About this exercise – In the entries below, identify every line with the string "evadidos" and copy it.

(Data records for software interfaces)
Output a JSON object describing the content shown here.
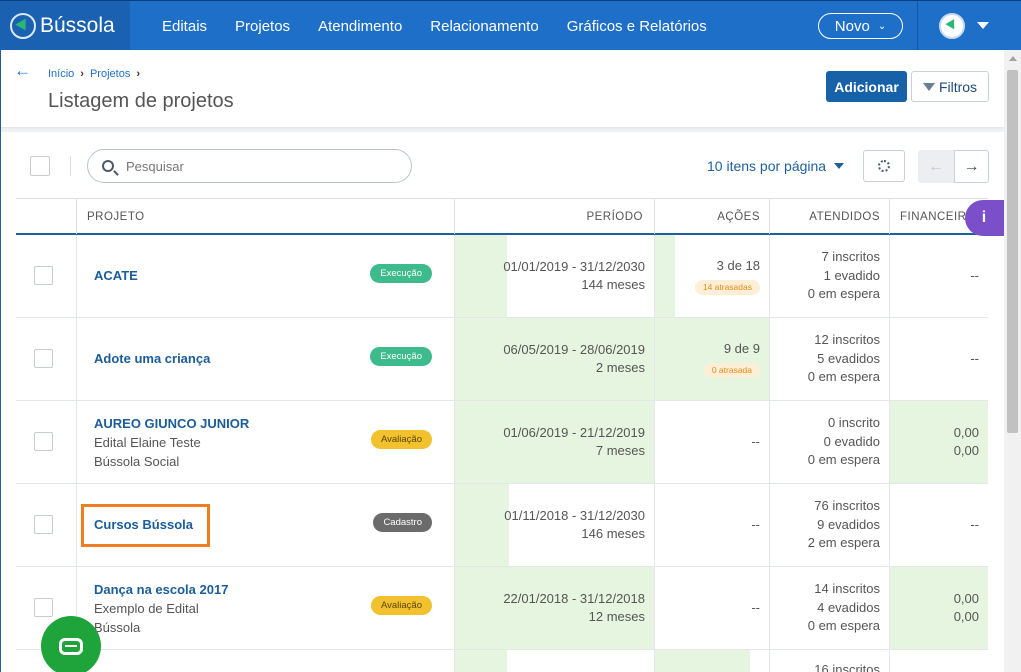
{
  "brand": {
    "name": "Bússola"
  },
  "nav": {
    "links": [
      "Editais",
      "Projetos",
      "Atendimento",
      "Relacionamento",
      "Gráficos e Relatórios"
    ],
    "novo_label": "Novo"
  },
  "breadcrumb": {
    "items": [
      "Início",
      "Projetos"
    ]
  },
  "page": {
    "title": "Listagem de projetos",
    "add_label": "Adicionar",
    "filter_label": "Filtros"
  },
  "toolbar": {
    "search_placeholder": "Pesquisar",
    "per_page_label": "10 itens por página"
  },
  "table": {
    "columns": [
      "PROJETO",
      "PERÍODO",
      "AÇÕES",
      "ATENDIDOS",
      "FINANCEIR"
    ],
    "rows": [
      {
        "name": "ACATE",
        "sub1": "",
        "sub2": "",
        "status": "Execução",
        "period": "01/01/2019 - 31/12/2030",
        "months": "144 meses",
        "actions": "3 de 18",
        "late": "14 atrasadas",
        "att1": "7 inscritos",
        "att2": "1 evadido",
        "att3": "0 em espera",
        "fin1": "--",
        "fin2": ""
      },
      {
        "name": "Adote uma criança",
        "sub1": "",
        "sub2": "",
        "status": "Execução",
        "period": "06/05/2019 - 28/06/2019",
        "months": "2 meses",
        "actions": "9 de 9",
        "late": "0 atrasada",
        "att1": "12 inscritos",
        "att2": "5 evadidos",
        "att3": "0 em espera",
        "fin1": "--",
        "fin2": ""
      },
      {
        "name": "AUREO GIUNCO JUNIOR",
        "sub1": "Edital Elaine Teste",
        "sub2": "Bússola Social",
        "status": "Avaliação",
        "period": "01/06/2019 - 21/12/2019",
        "months": "7 meses",
        "actions": "--",
        "late": "",
        "att1": "0 inscrito",
        "att2": "0 evadido",
        "att3": "0 em espera",
        "fin1": "0,00",
        "fin2": "0,00"
      },
      {
        "name": "Cursos Bússola",
        "sub1": "",
        "sub2": "",
        "status": "Cadastro",
        "period": "01/11/2018 - 31/12/2030",
        "months": "146 meses",
        "actions": "--",
        "late": "",
        "att1": "76 inscritos",
        "att2": "9 evadidos",
        "att3": "2 em espera",
        "fin1": "--",
        "fin2": ""
      },
      {
        "name": "Dança na escola 2017",
        "sub1": "Exemplo de Edital",
        "sub2": "Bússola",
        "status": "Avaliação",
        "period": "22/01/2018 - 31/12/2018",
        "months": "12 meses",
        "actions": "--",
        "late": "",
        "att1": "14 inscritos",
        "att2": "4 evadidos",
        "att3": "0 em espera",
        "fin1": "0,00",
        "fin2": "0,00"
      },
      {
        "name": "",
        "sub1": "",
        "sub2": "",
        "status": "",
        "period": "",
        "months": "",
        "actions": "",
        "late": "",
        "att1": "16 inscritos",
        "att2": "",
        "att3": "",
        "fin1": "",
        "fin2": ""
      }
    ]
  },
  "colors": {
    "nav": "#1e6fc7",
    "execucao": "#3dbb8c",
    "avaliacao": "#f2c12e",
    "cadastro": "#6b6b6b",
    "highlight": "#ef7d22",
    "info": "#7a4fc9",
    "chat": "#1fa33b"
  },
  "icons": [
    "back-arrow-icon",
    "search-icon",
    "gear-icon",
    "filter-icon",
    "info-icon",
    "chat-icon"
  ]
}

Solution –
        "att2": "5 evadidos",
        "att2": "9 evadidos",
        "att2": "4 evadidos",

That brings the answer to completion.